If you’re looking to take a true trophy-class pronghorn buck, the first step is to avoid hunting the way everyone else does. If the tactics most hunters use were any good, there’d be more trophy Buck Antelope taken every fall. Instead, you need to hunt differently, both with respect to how as well as where you hunt.
Because pronghorn live virtually their entire lives in relatively open, easily accessible, mostly flat terrain, they’re much easier to locate than other big-game species. With the ability of rifles and muzzleloaders to reach way out there, it’s easy see why all firearms pronghorn tags—and most archery tags, too—are limited and issued through a draw.
If you’re looking for a true giant, a buck that will push the Boone & Crockett Club minimum score of 82 inches, you need to hunt in one of the few places where big Antelope Bu live.

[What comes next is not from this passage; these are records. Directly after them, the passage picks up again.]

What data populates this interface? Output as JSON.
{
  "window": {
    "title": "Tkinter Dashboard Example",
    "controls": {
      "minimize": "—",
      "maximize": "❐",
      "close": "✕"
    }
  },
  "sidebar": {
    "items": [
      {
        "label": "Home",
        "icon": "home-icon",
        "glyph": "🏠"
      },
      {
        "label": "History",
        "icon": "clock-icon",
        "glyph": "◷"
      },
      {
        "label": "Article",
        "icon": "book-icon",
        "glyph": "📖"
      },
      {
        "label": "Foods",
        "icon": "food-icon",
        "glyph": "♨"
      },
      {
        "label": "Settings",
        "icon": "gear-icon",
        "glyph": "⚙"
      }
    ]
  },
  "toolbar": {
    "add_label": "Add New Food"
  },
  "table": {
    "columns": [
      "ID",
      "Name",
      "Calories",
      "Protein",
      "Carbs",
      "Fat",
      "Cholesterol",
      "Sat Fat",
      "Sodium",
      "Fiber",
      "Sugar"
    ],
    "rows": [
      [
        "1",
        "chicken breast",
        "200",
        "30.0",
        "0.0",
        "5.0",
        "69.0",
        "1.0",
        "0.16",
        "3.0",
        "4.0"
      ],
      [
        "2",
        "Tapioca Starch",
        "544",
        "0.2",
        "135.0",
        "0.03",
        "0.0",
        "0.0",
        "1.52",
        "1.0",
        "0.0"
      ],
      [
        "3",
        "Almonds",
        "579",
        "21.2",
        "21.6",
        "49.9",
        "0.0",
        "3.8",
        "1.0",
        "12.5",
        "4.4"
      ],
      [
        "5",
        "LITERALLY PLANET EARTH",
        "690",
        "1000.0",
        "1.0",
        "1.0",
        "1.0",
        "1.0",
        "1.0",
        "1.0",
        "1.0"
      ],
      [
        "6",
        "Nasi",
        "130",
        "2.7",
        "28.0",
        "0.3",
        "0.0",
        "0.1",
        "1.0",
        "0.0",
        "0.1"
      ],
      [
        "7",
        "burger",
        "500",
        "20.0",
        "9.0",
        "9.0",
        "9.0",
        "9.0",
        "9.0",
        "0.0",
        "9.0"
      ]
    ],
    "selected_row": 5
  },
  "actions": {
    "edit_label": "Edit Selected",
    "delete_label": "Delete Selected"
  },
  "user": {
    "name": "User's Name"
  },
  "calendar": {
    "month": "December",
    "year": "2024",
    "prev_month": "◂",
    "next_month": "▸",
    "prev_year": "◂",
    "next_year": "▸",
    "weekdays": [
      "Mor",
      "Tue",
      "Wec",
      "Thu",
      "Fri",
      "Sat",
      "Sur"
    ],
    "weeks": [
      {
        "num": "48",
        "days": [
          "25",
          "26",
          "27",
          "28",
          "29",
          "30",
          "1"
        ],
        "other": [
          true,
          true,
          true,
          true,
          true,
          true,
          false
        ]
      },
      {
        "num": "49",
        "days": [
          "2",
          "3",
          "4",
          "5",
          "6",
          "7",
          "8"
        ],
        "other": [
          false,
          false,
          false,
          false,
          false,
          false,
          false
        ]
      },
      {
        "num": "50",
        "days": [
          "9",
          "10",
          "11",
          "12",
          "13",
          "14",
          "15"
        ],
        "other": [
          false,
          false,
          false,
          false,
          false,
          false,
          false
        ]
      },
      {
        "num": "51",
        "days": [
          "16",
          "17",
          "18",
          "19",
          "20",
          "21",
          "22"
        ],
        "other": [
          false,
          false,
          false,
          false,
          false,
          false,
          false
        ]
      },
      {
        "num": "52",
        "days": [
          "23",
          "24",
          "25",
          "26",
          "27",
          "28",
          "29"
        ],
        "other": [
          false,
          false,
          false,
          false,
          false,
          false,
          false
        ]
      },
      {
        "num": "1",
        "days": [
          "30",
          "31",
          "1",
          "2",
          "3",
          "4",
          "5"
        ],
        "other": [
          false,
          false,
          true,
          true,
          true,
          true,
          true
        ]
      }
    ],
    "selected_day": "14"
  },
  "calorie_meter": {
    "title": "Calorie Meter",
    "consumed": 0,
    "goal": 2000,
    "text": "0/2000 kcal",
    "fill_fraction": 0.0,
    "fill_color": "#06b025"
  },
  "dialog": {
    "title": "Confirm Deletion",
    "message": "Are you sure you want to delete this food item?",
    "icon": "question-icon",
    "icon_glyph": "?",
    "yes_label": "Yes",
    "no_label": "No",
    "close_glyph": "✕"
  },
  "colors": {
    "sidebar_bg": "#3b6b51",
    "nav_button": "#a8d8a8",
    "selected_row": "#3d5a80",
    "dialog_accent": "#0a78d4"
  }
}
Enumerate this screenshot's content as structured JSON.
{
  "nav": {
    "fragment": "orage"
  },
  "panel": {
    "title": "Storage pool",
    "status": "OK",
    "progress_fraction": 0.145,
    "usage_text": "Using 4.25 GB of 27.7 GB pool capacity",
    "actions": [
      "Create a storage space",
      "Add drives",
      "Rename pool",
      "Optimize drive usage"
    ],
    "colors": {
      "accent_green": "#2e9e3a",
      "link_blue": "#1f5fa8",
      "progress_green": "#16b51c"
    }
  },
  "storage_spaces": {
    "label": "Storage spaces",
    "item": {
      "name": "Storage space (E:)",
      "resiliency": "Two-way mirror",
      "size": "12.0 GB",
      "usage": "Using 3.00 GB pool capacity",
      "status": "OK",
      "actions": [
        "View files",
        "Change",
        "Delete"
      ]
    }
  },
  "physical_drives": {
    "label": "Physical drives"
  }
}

That means states that severely restrict the number of tags issued each year in areas with a track record of producing giant bucks. Arizona, New Mexico and Nevada lead the way, as well as select units in Wyoming. However, it takes years to draw a tag in those places (I have 20 points in Arizona right now and haven’t drawn), or some serious cash to buy a New Mexico landowner tag.
Another approach to trophy pronghorn hunting is to focus on the biggest buck in the area in which you hunt. When I’m hunting general draw units, my definition of a “trophy” buck changes. While not all pronghorn states regularly produce Boone & Crockett bucks, in most places there are big pronghorns that hunters don’t kill. That’s what I’m looking for: the largest, oldest buck that lives in my unit.
KNOW WHERE TO GO
Finding and killing the largest buck in your hunting area requires three elements: pre-hunt research, scouting (both prior to and during the hunt) and executing a plan based on the information your scouting has provided.